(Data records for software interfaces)
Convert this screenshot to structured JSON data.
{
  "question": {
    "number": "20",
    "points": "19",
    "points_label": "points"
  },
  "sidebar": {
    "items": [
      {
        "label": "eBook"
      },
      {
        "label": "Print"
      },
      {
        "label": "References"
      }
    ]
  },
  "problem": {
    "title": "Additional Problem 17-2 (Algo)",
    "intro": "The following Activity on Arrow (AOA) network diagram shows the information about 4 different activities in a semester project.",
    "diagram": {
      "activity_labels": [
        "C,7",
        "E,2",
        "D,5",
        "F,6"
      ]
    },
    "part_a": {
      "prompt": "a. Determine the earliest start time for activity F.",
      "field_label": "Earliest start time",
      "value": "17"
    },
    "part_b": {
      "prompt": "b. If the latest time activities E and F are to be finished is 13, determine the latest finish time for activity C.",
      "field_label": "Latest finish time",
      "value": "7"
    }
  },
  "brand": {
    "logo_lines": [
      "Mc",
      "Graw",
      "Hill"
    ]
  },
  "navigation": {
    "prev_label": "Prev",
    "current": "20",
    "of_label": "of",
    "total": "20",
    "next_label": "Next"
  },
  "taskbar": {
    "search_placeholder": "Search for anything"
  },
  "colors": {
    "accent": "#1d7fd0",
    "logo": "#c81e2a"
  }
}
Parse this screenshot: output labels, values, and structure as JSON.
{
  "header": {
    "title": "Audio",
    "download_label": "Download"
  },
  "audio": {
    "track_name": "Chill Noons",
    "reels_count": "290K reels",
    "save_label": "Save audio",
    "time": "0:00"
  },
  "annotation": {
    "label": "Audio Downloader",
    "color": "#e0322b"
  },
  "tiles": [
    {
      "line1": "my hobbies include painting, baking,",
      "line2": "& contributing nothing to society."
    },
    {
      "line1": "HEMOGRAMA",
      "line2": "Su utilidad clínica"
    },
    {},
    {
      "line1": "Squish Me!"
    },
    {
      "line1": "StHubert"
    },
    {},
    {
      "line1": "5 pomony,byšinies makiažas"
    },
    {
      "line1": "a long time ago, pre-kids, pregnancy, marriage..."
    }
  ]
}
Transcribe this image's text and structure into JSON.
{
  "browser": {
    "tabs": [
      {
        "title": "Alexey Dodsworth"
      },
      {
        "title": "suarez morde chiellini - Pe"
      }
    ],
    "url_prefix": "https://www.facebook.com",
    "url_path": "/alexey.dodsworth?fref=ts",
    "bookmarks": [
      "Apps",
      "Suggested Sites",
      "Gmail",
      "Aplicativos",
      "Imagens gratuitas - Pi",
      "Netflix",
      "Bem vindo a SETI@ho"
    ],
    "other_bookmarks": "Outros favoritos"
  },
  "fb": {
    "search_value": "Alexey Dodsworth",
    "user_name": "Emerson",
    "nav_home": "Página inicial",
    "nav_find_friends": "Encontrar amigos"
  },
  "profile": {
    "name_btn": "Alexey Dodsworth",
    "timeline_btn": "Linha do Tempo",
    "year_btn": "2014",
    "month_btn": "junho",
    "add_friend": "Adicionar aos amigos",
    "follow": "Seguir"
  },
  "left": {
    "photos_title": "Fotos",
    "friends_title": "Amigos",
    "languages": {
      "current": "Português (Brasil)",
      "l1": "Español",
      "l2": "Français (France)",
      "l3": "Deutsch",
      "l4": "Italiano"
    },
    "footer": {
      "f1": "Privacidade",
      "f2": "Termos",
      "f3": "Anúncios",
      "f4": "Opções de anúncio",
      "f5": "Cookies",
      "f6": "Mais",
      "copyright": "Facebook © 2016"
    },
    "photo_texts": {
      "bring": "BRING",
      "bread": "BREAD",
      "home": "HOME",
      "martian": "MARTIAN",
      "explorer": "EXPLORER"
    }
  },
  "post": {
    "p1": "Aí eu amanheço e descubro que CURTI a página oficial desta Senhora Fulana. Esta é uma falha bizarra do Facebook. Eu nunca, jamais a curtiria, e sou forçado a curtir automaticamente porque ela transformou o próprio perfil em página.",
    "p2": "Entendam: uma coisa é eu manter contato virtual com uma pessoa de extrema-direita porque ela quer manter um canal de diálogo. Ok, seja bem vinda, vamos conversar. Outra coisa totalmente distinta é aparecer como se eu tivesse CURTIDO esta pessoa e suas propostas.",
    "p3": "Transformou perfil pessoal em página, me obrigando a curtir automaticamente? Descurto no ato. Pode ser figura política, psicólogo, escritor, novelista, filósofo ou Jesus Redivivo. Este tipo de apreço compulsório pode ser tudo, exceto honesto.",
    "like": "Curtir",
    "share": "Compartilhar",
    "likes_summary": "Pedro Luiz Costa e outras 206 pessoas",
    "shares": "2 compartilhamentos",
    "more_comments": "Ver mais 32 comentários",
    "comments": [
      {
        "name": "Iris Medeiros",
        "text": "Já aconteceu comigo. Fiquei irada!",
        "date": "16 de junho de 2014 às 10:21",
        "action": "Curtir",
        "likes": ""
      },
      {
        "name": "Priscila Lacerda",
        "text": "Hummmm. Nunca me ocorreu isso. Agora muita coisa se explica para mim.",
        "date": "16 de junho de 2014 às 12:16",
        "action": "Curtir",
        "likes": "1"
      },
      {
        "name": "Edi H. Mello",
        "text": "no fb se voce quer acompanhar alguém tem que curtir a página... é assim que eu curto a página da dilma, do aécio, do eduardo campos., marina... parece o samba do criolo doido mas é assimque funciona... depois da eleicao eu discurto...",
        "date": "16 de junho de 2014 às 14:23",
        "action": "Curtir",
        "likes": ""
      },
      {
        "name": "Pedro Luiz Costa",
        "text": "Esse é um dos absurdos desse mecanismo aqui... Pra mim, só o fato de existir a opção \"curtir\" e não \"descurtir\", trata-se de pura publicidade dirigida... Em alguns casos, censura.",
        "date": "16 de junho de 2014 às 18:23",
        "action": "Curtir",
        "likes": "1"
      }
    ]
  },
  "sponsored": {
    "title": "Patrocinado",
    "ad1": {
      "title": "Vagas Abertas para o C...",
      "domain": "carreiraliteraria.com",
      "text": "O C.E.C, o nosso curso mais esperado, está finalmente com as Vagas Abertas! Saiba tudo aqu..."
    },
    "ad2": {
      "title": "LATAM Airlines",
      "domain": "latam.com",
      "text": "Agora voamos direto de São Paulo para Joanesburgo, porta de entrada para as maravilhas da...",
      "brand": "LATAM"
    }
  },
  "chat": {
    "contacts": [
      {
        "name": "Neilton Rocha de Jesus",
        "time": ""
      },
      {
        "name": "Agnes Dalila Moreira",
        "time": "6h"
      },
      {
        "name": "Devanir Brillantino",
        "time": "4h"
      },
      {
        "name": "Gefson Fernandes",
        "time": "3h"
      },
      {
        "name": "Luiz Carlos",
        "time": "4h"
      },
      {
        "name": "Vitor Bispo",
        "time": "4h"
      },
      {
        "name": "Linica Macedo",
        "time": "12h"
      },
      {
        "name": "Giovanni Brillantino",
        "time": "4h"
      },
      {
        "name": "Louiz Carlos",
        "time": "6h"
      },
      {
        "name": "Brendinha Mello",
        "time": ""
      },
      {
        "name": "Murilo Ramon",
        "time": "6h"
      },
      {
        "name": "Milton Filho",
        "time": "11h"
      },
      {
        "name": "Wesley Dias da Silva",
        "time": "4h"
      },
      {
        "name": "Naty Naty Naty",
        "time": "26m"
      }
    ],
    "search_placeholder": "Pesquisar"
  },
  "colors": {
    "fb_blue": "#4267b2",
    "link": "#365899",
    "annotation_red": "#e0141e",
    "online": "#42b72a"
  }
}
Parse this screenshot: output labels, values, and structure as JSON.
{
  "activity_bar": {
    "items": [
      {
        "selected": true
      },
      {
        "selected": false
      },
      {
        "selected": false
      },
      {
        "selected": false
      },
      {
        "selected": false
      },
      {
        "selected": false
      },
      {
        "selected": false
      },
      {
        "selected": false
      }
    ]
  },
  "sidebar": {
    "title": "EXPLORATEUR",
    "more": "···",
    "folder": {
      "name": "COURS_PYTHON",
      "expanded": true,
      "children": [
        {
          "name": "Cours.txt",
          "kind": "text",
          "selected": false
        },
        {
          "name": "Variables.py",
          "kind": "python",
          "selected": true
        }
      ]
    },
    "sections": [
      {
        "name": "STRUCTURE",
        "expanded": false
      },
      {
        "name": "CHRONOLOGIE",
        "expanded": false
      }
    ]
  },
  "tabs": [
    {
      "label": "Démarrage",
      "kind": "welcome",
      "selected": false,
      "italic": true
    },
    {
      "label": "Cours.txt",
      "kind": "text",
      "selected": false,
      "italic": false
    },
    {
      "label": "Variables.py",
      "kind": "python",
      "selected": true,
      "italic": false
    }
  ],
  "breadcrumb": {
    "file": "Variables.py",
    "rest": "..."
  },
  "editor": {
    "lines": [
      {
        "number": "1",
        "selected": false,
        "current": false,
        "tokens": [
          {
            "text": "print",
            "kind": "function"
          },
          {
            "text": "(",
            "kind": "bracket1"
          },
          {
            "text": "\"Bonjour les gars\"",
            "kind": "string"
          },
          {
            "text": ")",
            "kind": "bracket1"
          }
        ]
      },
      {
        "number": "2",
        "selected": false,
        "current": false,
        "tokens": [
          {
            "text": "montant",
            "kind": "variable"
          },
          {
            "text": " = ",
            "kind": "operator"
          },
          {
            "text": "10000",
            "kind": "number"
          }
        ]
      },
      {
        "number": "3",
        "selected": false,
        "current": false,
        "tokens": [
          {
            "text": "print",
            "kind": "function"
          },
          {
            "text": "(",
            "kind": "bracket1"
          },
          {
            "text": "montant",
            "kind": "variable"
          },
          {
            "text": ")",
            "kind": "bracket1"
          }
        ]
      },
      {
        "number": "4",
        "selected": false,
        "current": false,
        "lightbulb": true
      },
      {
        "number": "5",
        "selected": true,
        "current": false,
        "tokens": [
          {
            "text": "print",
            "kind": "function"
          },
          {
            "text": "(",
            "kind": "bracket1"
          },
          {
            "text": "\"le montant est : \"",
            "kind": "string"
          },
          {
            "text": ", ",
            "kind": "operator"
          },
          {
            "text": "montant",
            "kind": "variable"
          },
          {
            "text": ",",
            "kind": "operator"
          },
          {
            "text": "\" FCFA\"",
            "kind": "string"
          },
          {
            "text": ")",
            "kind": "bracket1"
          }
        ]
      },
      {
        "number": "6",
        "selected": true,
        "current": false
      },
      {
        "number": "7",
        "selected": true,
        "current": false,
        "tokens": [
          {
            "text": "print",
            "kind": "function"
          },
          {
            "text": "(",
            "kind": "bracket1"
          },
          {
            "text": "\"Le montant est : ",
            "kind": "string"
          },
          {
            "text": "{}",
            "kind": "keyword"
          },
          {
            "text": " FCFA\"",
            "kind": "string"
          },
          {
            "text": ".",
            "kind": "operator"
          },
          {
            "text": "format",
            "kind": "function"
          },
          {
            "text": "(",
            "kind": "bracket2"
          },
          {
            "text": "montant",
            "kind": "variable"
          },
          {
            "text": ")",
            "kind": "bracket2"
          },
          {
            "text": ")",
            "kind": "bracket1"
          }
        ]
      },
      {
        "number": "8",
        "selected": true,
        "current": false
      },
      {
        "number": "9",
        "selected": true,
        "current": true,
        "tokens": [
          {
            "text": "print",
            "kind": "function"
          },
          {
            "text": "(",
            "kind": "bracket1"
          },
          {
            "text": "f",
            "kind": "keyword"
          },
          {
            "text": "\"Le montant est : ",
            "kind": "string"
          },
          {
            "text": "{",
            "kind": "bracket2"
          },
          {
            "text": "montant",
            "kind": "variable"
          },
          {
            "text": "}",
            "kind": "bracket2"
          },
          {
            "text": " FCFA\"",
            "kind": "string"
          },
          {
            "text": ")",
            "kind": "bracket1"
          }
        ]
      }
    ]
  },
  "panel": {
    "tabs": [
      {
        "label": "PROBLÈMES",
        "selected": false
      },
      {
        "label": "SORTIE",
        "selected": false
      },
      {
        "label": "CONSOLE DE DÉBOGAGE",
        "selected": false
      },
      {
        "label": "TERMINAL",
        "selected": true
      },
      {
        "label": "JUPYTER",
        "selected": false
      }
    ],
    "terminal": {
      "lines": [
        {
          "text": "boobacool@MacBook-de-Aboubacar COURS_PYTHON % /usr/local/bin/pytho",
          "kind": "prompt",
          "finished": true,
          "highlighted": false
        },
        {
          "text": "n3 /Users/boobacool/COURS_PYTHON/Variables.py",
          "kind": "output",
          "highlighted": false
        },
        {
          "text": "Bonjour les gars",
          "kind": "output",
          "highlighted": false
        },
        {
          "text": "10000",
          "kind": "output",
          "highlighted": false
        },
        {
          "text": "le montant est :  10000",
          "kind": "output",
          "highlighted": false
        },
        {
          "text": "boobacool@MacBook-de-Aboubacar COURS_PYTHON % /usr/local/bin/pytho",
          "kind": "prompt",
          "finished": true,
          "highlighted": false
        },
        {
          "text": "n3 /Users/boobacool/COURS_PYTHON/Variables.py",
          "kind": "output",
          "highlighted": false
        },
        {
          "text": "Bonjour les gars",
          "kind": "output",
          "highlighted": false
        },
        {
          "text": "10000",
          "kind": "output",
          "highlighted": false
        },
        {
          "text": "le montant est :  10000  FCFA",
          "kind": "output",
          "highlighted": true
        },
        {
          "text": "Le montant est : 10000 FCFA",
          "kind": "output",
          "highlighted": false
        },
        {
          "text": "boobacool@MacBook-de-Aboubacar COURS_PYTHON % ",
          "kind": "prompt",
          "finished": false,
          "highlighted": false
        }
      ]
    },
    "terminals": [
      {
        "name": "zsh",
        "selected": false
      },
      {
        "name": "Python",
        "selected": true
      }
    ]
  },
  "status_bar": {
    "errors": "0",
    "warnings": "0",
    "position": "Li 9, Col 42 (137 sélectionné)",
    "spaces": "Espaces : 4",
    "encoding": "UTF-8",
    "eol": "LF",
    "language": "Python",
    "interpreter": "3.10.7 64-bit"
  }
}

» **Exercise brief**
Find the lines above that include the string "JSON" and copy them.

» **Your response**
Convert this screenshot to structured JSON data.
Parse this screenshot: output labels, values, and structure as JSON.
Transcribe this image's text and structure into JSON.
Parse this screenshot: output labels, values, and structure as JSON.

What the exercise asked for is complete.